Cohen arrives to press govt over militias in West Timor
JAKARTA (JP): United States Defense Secretary William Cohen arrived here on Sunday evening for meetings with top Indonesian officials in which he is expected to press the government to take firm action against militias operating in West Timor.
Cohen touched down at Halim Perdanakusuma airport having traveled on a U.S. military plane.
Cohen is due to meet separately with President Abdurrahman Wahid, Vice President Megawati Soekarnoputri and Defense Minister Mahfud MD on Monday before flying off on the next leg of his six country tour of Asia. It is expected to be his last as defense secretary.
His arrival here comes in the wake of the killing of three UN aid workers in Atambua, East Nusa Tenggara, on Sept. 6.
The United Nations Security Council has issued a strong resolution demanding the Indonesian government deal with the refugee and militia problem across the East Timor border.
Before arriving in Jakarta, Cohen said in Singapore on Sunday that Washington wanted Indonesia to eliminate the militias and make a commitment to the safety and security of refugees.
"We want to see the violence stopped in East Timor. We want to see a commitment on the part of the Indonesian government to the safety and security of the refugees who are currently in West Timor, and compliance with the Security Council resolutions," he said as quoted by AFP.
Cohen said he supported Wahid's efforts to restore economic stability and steer Indonesia through a turbulent transition to democracy.
"But we want to see the militias eliminated," he told reporters aboard the USS Germantown, a warship that is docked in the city state for naval exercises with Singapore.
Separately in Kuta, Bali, the East Timorese pro-Indonesia group Untas condemned the violence in Atambua.
"We regret and condemn the violence which left a former militia Olivio Maruk, UN officials and several residents dead," Untas chairman Dominggus Soares, accompanied by former militia commander Eurico Guterres, told journalists in a media briefing on Saturday.
Soares said his organization, which consists of former East Timor militia and scholars, had renounced the use of violence in its struggle.
He said a solution for East Timor could only be reached through reconciliation.
Guterres also condemned the violence and denied any involvement.
"I arrived in Atambua when the incident had happened. I just heard from reports," Guterres said.

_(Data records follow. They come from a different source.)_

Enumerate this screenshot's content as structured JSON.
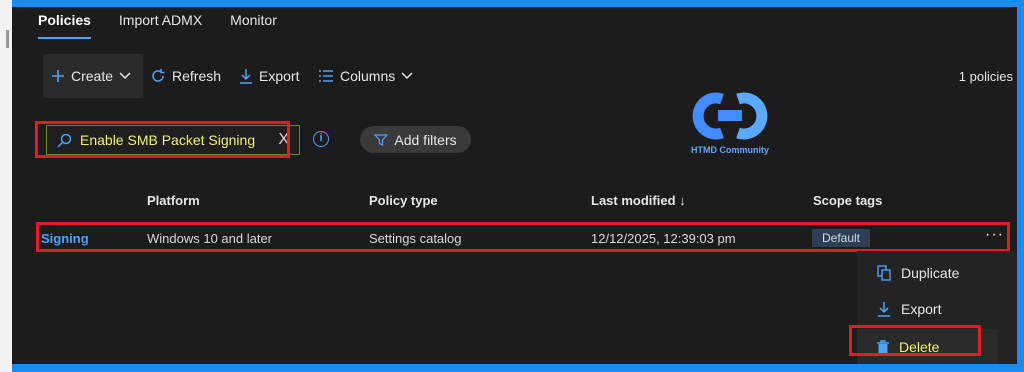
{
  "tabs": [
    {
      "label": "Policies",
      "active": true
    },
    {
      "label": "Import ADMX",
      "active": false
    },
    {
      "label": "Monitor",
      "active": false
    }
  ],
  "toolbar": {
    "create_label": "Create",
    "refresh_label": "Refresh",
    "export_label": "Export",
    "columns_label": "Columns",
    "policy_count": "1 policies"
  },
  "search": {
    "value": "Enable SMB Packet Signing",
    "clear_symbol": "X"
  },
  "filters": {
    "add_label": "Add filters"
  },
  "logo": {
    "caption": "HTMD Community"
  },
  "table": {
    "headers": {
      "platform": "Platform",
      "policy_type": "Policy type",
      "last_modified": "Last modified ↓",
      "scope_tags": "Scope tags"
    },
    "row": {
      "name": "Signing",
      "platform": "Windows 10 and later",
      "policy_type": "Settings catalog",
      "last_modified": "12/12/2025, 12:39:03 pm",
      "scope_tag": "Default",
      "more": "···"
    }
  },
  "context_menu": {
    "duplicate_label": "Duplicate",
    "export_label": "Export",
    "delete_label": "Delete"
  },
  "colors": {
    "accent": "#4aa3ff",
    "highlight_box": "#e21b24",
    "search_text": "#f2f26a",
    "frame_bg": "#1c1c1c",
    "border_bg": "#1a8cf0"
  },
  "icons": {
    "create": "plus-icon",
    "refresh": "refresh-icon",
    "export": "download-icon",
    "columns": "columns-icon",
    "search": "search-icon",
    "info": "info-icon",
    "filter": "filter-icon",
    "duplicate": "copy-icon",
    "delete": "trash-icon"
  }
}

Guterres also refuted accusations that militia groups had been hampering the repatriation of refugees to East Timor.
He said that the some 100,000 refugees still in West Timor were families of pro-Indonesian groups. (zen/jun)